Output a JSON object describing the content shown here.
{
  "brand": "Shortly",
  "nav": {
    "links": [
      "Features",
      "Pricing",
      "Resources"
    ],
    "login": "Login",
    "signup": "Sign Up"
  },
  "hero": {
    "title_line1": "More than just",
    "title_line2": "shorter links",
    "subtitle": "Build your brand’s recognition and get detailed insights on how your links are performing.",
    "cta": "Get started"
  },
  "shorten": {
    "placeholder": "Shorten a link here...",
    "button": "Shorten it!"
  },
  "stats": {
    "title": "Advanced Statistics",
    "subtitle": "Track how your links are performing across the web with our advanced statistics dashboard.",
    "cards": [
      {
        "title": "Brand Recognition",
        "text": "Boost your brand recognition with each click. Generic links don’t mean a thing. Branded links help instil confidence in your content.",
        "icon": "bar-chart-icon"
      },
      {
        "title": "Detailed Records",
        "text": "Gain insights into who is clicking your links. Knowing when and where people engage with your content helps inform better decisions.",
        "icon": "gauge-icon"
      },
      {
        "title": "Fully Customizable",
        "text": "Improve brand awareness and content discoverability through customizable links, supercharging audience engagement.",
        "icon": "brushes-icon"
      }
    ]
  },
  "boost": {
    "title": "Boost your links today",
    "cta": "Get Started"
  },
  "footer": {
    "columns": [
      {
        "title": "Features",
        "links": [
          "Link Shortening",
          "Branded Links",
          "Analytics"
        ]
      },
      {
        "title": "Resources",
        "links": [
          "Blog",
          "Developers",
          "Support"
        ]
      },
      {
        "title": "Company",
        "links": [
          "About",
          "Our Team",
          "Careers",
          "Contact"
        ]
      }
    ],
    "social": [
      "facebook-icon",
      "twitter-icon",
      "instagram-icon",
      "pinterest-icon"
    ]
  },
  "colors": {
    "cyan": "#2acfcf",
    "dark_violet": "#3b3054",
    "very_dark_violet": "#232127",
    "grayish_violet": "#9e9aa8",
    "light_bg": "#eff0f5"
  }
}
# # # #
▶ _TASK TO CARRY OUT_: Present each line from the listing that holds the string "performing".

▶ _YOUR RESPONSE_:
    "subtitle": "Build your brand’s recognition and get detailed insights on how your links are performing.",
    "subtitle": "Track how your links are performing across the web with our advanced statistics dashboard.",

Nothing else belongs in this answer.